━━ RECORDS TO USE ━━

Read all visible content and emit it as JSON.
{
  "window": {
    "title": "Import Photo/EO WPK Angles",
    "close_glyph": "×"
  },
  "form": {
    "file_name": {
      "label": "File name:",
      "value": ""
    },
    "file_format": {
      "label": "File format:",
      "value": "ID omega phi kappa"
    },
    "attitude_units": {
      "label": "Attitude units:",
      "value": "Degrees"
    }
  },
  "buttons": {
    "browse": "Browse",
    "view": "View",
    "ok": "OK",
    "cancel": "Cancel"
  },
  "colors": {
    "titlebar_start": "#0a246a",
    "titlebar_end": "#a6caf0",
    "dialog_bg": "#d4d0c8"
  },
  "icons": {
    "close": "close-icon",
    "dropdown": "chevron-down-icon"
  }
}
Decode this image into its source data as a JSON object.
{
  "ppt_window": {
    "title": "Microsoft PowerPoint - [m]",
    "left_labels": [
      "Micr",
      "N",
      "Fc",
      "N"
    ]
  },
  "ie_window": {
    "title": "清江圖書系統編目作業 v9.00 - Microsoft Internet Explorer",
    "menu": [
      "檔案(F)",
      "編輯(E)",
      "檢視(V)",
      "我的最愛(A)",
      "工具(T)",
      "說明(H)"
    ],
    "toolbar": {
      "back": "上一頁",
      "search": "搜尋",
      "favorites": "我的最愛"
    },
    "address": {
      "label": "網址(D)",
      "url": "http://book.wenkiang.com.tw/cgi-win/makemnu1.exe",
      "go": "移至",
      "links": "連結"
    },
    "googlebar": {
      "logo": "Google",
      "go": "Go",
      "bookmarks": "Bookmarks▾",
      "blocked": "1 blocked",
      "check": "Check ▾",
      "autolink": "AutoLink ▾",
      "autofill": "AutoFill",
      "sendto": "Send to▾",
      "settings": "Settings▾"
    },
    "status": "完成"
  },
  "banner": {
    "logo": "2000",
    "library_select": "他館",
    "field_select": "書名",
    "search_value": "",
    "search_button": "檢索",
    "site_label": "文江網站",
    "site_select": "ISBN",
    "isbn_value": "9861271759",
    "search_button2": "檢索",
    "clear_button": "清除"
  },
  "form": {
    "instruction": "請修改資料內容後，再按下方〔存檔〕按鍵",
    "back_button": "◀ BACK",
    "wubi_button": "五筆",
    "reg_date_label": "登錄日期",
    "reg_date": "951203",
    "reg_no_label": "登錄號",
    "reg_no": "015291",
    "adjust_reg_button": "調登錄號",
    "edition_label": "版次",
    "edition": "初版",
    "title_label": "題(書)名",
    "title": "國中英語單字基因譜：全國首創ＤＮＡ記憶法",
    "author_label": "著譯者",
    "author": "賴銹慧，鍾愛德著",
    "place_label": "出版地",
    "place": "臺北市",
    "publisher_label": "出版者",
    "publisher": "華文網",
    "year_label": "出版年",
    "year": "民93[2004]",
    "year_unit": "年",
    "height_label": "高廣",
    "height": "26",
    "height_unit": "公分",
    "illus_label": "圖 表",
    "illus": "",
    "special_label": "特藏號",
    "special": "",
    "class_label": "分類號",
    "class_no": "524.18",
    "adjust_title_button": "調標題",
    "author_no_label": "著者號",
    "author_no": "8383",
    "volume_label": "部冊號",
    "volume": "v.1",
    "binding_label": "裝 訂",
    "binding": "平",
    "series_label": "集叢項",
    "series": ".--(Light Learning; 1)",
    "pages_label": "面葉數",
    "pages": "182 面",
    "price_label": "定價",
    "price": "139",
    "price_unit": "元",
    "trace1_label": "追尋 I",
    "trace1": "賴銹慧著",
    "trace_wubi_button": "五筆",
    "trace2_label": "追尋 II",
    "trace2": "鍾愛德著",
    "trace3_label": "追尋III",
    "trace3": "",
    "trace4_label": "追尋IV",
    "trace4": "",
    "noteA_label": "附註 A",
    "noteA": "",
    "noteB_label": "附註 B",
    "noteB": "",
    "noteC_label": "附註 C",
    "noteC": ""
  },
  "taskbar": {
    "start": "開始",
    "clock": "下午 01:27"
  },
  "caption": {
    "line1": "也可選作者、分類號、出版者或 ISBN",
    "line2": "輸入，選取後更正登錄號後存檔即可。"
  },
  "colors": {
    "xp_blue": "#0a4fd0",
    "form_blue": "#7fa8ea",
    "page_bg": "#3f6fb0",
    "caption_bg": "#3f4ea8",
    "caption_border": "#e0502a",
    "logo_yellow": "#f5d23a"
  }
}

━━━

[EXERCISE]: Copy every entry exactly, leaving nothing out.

[SOLUTION FOR THIS TASK]:
Read all visible content and emit it as JSON.
{
  "window": {
    "title": "Import Photo/EO WPK Angles",
    "close_glyph": "×"
  },
  "form": {
    "file_name": {
      "label": "File name:",
      "value": ""
    },
    "file_format": {
      "label": "File format:",
      "value": "ID omega phi kappa"
    },
    "attitude_units": {
      "label": "Attitude units:",
      "value": "Degrees"
    }
  },
  "buttons": {
    "browse": "Browse",
    "view": "View",
    "ok": "OK",
    "cancel": "Cancel"
  },
  "colors": {
    "titlebar_start": "#0a246a",
    "titlebar_end": "#a6caf0",
    "dialog_bg": "#d4d0c8"
  },
  "icons": {
    "close": "close-icon",
    "dropdown": "chevron-down-icon"
  }
}
Decode this image into its source data as a JSON object.
{
  "ppt_window": {
    "title": "Microsoft PowerPoint - [m]",
    "left_labels": [
      "Micr",
      "N",
      "Fc",
      "N"
    ]
  },
  "ie_window": {
    "title": "清江圖書系統編目作業 v9.00 - Microsoft Internet Explorer",
    "menu": [
      "檔案(F)",
      "編輯(E)",
      "檢視(V)",
      "我的最愛(A)",
      "工具(T)",
      "說明(H)"
    ],
    "toolbar": {
      "back": "上一頁",
      "search": "搜尋",
      "favorites": "我的最愛"
    },
    "address": {
      "label": "網址(D)",
      "url": "http://book.wenkiang.com.tw/cgi-win/makemnu1.exe",
      "go": "移至",
      "links": "連結"
    },
    "googlebar": {
      "logo": "Google",
      "go": "Go",
      "bookmarks": "Bookmarks▾",
      "blocked": "1 blocked",
      "check": "Check ▾",
      "autolink": "AutoLink ▾",
      "autofill": "AutoFill",
      "sendto": "Send to▾",
      "settings": "Settings▾"
    },
    "status": "完成"
  },
  "banner": {
    "logo": "2000",
    "library_select": "他館",
    "field_select": "書名",
    "search_value": "",
    "search_button": "檢索",
    "site_label": "文江網站",
    "site_select": "ISBN",
    "isbn_value": "9861271759",
    "search_button2": "檢索",
    "clear_button": "清除"
  },
  "form": {
    "instruction": "請修改資料內容後，再按下方〔存檔〕按鍵",
    "back_button": "◀ BACK",
    "wubi_button": "五筆",
    "reg_date_label": "登錄日期",
    "reg_date": "951203",
    "reg_no_label": "登錄號",
    "reg_no": "015291",
    "adjust_reg_button": "調登錄號",
    "edition_label": "版次",
    "edition": "初版",
    "title_label": "題(書)名",
    "title": "國中英語單字基因譜：全國首創ＤＮＡ記憶法",
    "author_label": "著譯者",
    "author": "賴銹慧，鍾愛德著",
    "place_label": "出版地",
    "place": "臺北市",
    "publisher_label": "出版者",
    "publisher": "華文網",
    "year_label": "出版年",
    "year": "民93[2004]",
    "year_unit": "年",
    "height_label": "高廣",
    "height": "26",
    "height_unit": "公分",
    "illus_label": "圖 表",
    "illus": "",
    "special_label": "特藏號",
    "special": "",
    "class_label": "分類號",
    "class_no": "524.18",
    "adjust_title_button": "調標題",
    "author_no_label": "著者號",
    "author_no": "8383",
    "volume_label": "部冊號",
    "volume": "v.1",
    "binding_label": "裝 訂",
    "binding": "平",
    "series_label": "集叢項",
    "series": ".--(Light Learning; 1)",
    "pages_label": "面葉數",
    "pages": "182 面",
    "price_label": "定價",
    "price": "139",
    "price_unit": "元",
    "trace1_label": "追尋 I",
    "trace1": "賴銹慧著",
    "trace_wubi_button": "五筆",
    "trace2_label": "追尋 II",
    "trace2": "鍾愛德著",
    "trace3_label": "追尋III",
    "trace3": "",
    "trace4_label": "追尋IV",
    "trace4": "",
    "noteA_label": "附註 A",
    "noteA": "",
    "noteB_label": "附註 B",
    "noteB": "",
    "noteC_label": "附註 C",
    "noteC": ""
  },
  "taskbar": {
    "start": "開始",
    "clock": "下午 01:27"
  },
  "caption": {
    "line1": "也可選作者、分類號、出版者或 ISBN",
    "line2": "輸入，選取後更正登錄號後存檔即可。"
  },
  "colors": {
    "xp_blue": "#0a4fd0",
    "form_blue": "#7fa8ea",
    "page_bg": "#3f6fb0",
    "caption_bg": "#3f4ea8",
    "caption_border": "#e0502a",
    "logo_yellow": "#f5d23a"
  }
}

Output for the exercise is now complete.